- Opening Delimiter -

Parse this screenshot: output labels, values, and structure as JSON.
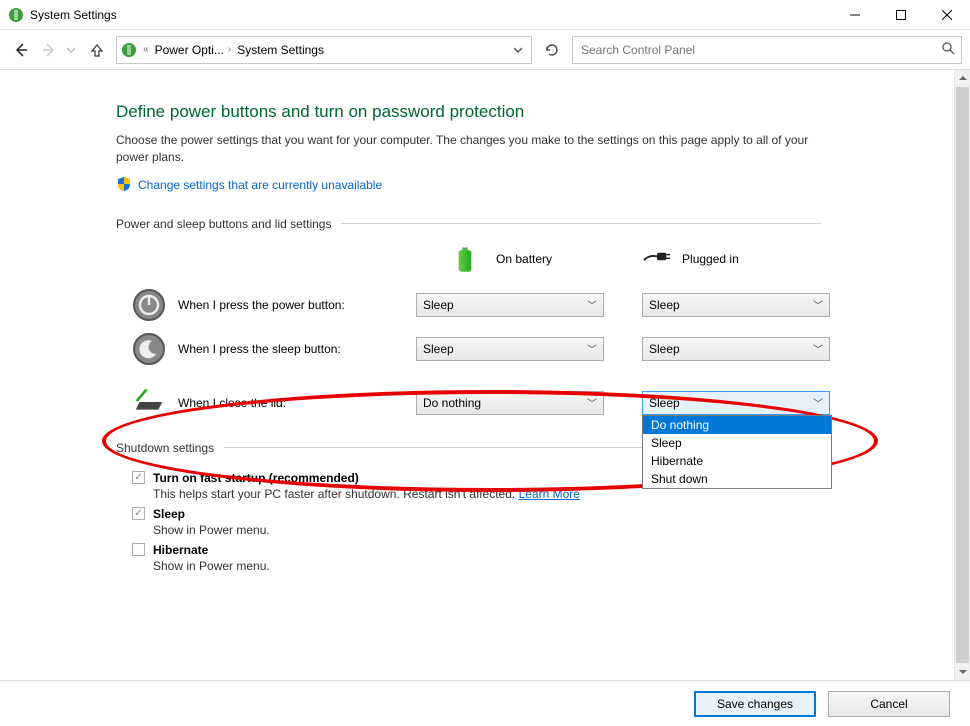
{
  "window": {
    "title": "System Settings"
  },
  "nav": {
    "crumb1": "Power Opti...",
    "crumb2": "System Settings",
    "search_placeholder": "Search Control Panel"
  },
  "page": {
    "title": "Define power buttons and turn on password protection",
    "desc": "Choose the power settings that you want for your computer. The changes you make to the settings on this page apply to all of your power plans.",
    "change_link": "Change settings that are currently unavailable",
    "section1": "Power and sleep buttons and lid settings",
    "col_battery": "On battery",
    "col_plugged": "Plugged in",
    "rows": [
      {
        "label": "When I press the power button:",
        "battery": "Sleep",
        "plugged": "Sleep"
      },
      {
        "label": "When I press the sleep button:",
        "battery": "Sleep",
        "plugged": "Sleep"
      },
      {
        "label": "When I close the lid:",
        "battery": "Do nothing",
        "plugged": "Sleep"
      }
    ],
    "dropdown_options": [
      "Do nothing",
      "Sleep",
      "Hibernate",
      "Shut down"
    ],
    "section2": "Shutdown settings",
    "shutdown": [
      {
        "label": "Turn on fast startup (recommended)",
        "checked": true,
        "bold": true,
        "sub": "This helps start your PC faster after shutdown. Restart isn't affected.",
        "learn": "Learn More"
      },
      {
        "label": "Sleep",
        "checked": true,
        "bold": true,
        "sub": "Show in Power menu."
      },
      {
        "label": "Hibernate",
        "checked": false,
        "bold": true,
        "sub": "Show in Power menu."
      }
    ]
  },
  "footer": {
    "save": "Save changes",
    "cancel": "Cancel"
  }
}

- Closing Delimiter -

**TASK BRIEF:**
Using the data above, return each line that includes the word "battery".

**ANSWER FOR THIS EXERCISE:**
    "col_battery": "On battery",
        "battery": "Sleep",
        "battery": "Sleep",
        "battery": "Do nothing",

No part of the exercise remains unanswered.